Here is a quiz question for all readers. Who told London’s Sunday Times, “It is wholly wrong to say that I resorted to Emergency to keep myself in office. The extra-constitutional challenge was constitutionally met.” The “emergency was declared to save the country from disruption and collapse”; it had “enabled us to put through the new economic programme” and led to “a new sense of national confidence.”
If you guessed General (retired) Pervez Musharraf, you guessed wrong. It was Indian Prime Minister Indira Gandhi in 1975. She also told the Saturday Review of New York, “What has been done… is not an abrogation of democracy but an effort to safeguard it.”
Although she came from a democratic dynasty, Mrs Gandhi fell into the authoritarian temptation when on June 26, 1975 she imposed Emergency in India. Most observers thought she was acting to avoid the consequences of the judgement by the Allahabad High Court annulling her election to parliament from Rae Bareilly in 1971.
Mrs Gandhi, who considered herself indispensable for her country, explained the imposition of emergency as an opportunity to clean up accumulated mess and lay the foundations of a bold new order. India was not a strategic ally of the US and Britain and, therefore, international public opinion was not a consideration.
Still she had to explain her action to India and the world. Her statements from that period strongly resemble the recent pronouncements of General Musharraf and his henchmen.
Mrs Gandhi said, “The president has declared emergency. There is nothing to panic about.” She claimed, “This was a necessary response to the deep and widespread conspiracy which has been brewing ever since I began to introduce certain progressive measures of benefit to the common man and woman of India.”

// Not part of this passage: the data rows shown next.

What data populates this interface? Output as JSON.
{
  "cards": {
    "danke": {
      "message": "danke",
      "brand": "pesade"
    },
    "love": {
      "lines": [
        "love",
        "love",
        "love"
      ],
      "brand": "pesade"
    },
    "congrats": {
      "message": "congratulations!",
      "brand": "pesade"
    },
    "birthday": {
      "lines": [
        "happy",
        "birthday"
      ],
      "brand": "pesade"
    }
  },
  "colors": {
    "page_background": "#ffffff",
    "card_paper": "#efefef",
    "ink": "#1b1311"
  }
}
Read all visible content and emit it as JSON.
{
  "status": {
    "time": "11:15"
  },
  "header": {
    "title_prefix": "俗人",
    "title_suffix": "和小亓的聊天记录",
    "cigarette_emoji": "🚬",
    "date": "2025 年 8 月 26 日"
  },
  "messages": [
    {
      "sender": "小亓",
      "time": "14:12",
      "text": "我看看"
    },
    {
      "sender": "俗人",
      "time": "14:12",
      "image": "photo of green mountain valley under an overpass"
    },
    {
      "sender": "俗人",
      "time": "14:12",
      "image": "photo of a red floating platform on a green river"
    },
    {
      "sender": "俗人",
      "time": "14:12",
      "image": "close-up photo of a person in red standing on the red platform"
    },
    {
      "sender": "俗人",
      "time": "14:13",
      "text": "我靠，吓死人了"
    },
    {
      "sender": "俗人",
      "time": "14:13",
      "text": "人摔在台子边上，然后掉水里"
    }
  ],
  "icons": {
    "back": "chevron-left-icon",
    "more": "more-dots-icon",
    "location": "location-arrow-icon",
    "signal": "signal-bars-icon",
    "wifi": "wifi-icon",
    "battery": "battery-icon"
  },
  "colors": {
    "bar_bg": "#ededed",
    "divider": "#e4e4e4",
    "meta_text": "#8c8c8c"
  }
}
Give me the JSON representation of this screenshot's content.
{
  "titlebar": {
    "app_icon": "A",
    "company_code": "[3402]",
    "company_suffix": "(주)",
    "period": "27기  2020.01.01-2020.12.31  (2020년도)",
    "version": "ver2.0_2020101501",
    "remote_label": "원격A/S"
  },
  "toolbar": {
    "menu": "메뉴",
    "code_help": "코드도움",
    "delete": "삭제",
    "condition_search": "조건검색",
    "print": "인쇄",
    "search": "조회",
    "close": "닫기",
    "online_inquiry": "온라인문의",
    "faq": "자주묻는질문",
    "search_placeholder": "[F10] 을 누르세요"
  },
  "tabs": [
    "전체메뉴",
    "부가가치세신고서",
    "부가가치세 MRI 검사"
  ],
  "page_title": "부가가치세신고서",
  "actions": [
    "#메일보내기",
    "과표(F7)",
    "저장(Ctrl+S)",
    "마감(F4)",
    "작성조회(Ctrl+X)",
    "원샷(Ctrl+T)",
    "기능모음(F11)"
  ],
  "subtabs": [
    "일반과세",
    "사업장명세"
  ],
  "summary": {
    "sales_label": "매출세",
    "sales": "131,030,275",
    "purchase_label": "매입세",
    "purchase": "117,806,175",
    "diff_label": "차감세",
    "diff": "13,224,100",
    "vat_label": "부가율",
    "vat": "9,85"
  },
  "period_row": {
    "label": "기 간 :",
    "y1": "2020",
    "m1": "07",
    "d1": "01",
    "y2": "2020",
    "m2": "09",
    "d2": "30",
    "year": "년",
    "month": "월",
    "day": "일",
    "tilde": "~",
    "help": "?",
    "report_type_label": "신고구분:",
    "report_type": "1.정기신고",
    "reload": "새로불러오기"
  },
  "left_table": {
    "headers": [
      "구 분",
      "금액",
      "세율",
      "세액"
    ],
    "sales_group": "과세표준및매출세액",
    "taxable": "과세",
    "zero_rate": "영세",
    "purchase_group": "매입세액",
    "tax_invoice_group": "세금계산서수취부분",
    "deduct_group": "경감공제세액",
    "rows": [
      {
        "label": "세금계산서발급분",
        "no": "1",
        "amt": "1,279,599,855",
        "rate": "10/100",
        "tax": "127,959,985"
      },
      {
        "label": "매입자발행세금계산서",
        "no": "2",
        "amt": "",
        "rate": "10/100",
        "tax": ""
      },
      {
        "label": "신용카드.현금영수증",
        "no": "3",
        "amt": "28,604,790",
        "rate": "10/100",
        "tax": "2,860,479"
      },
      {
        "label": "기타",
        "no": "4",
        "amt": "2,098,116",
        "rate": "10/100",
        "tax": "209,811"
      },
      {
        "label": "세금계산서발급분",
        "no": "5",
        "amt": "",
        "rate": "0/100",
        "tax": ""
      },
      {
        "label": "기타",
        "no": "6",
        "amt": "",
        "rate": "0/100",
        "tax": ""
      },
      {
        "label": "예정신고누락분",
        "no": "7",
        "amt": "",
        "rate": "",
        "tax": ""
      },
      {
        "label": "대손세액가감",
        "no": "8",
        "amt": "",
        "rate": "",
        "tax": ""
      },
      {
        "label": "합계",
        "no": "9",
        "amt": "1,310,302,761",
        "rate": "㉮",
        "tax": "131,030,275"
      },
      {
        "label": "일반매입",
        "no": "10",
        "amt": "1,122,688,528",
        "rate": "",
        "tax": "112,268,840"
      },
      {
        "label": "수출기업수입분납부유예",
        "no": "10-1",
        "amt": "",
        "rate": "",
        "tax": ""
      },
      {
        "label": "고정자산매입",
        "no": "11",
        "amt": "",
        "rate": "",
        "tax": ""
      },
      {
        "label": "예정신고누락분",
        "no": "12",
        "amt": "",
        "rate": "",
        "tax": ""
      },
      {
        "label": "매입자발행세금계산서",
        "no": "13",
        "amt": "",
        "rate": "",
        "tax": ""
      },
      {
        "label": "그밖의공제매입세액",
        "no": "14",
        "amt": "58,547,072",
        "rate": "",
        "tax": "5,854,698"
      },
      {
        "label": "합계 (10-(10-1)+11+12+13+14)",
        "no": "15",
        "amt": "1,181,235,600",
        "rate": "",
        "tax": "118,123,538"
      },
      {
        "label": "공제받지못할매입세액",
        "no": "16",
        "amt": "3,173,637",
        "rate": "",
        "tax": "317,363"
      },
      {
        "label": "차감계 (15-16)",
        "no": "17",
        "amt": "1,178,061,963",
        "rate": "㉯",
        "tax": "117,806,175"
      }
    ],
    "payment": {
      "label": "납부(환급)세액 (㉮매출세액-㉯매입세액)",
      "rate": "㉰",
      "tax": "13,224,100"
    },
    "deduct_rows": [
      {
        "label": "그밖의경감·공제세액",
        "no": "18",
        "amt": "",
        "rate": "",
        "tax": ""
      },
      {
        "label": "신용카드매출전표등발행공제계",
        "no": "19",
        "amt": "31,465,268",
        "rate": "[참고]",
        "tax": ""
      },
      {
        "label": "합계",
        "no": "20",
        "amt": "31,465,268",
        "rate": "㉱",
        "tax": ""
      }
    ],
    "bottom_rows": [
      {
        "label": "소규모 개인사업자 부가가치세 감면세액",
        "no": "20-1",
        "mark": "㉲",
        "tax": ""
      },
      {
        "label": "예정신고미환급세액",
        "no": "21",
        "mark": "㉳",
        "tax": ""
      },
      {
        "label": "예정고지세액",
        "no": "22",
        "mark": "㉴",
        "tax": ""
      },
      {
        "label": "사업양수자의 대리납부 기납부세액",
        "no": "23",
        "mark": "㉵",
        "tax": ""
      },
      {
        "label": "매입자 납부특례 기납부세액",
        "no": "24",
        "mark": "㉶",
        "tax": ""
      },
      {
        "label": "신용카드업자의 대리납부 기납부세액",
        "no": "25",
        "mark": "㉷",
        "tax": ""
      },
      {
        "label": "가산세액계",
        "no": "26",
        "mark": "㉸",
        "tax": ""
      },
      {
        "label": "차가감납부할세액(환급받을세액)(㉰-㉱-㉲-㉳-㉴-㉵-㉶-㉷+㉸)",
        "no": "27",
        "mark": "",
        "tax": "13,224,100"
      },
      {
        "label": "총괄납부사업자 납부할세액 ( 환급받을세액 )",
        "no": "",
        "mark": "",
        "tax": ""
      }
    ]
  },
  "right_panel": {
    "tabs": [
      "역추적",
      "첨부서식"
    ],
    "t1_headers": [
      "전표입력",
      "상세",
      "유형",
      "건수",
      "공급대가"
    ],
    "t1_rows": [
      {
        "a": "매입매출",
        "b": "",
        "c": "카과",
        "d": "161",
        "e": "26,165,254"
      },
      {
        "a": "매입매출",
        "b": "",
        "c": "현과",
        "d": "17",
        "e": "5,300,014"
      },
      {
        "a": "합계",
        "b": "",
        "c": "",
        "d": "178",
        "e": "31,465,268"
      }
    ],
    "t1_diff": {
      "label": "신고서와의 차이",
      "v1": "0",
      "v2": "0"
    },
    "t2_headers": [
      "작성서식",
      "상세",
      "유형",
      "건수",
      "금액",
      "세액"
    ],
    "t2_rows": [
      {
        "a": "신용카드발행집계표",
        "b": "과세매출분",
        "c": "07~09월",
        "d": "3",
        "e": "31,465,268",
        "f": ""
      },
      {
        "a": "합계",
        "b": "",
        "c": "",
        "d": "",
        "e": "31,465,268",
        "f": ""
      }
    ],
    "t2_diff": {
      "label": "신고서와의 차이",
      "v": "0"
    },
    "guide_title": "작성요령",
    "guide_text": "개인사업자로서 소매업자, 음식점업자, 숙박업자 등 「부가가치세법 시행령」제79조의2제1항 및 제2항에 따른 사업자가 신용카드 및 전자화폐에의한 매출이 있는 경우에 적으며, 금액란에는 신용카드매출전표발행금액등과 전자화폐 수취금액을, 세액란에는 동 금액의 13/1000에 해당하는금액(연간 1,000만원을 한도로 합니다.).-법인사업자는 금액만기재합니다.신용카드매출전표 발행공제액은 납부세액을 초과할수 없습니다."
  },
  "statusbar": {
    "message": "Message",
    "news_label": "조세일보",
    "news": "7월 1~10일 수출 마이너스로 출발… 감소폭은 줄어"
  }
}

Mrs Gandhi’s explanation of the Emergency reads uncannily similar to Musharraf’s recent statements though, given his general aversion to extensive reading, it is unlikely that he had read Mrs Gandhi’s statements before making his own.
After administering what she described as ‘bitter medicine’ necessary for the good of a sick ‘child’, Mrs Gandhi decided to secure a mandate from what she expected to be a grateful Indian populace.
Elections were held in the third week of March 1977 and when results were announced on March 20, the ruling Congress party had been routed by an unusual alliance of all anti-Indira forces joined under the banner of the Janata Party. Indira Gandhi lost her own seat in parliament from Rae Bareilly.
For all her authoritarian disposition, Mrs Gandhi did not have it in her to try and rig a general election. India’s strong democratic tradition and its independent Election Commission and judiciary would have made it difficult, if not impossible, to thwart the will of the people as expressed at the ballot box.
Over the next three years, Mrs Gandhi reorganised her party and apologised to the Indian people for the excesses under Emergency rule. The Janata Party’s internal cracks led to the collapse of its government and in the subsequent election, a chastened Mrs Gandhi and Congress returned to power.
In Pakistan’s case, General Musharraf is not a politician willing to lose power for a few years to return to office in a subsequent election. Pakistan’s Election Commission and post-Emergency judiciary are mere instruments in the hands of the executive branch of government, which is firmly controlled by Musharraf.
Public opinion polls indicate that 70 per cent of Pakistanis want Musharraf to quit. The latest poll by US-based Terror Free Tomorrow shows 38 per cent support for PPP, 25 per cent for PML-N and only 12 per cent for PML-Q.
In the 2002 election, Pakistan’s poll manipulators gave the religious alliance MMA almost 21 per cent of seats in the National Assembly with only 11 per cent of the popular vote in a low turnout election.
This time, efforts are under way to depress the turnout with attacks on opposition rallies. Every opposition party has had some of its members killed in mysterious terrorist attacks that, for some strange reason, have not targeted the ruling PML-Q or its major ally, the MQM.
Will Musharraf learn from Indira Gandhi and let the people vote him out by letting the opposition win a two-thirds majority on election day as the polls clearly indicate or will he compound Pakistan’s misery by rigging the polls and creating a new round of confrontation? The future of Pakistan hinges on the answer to that question.
This article appeared in Indian Express on February 13, 2008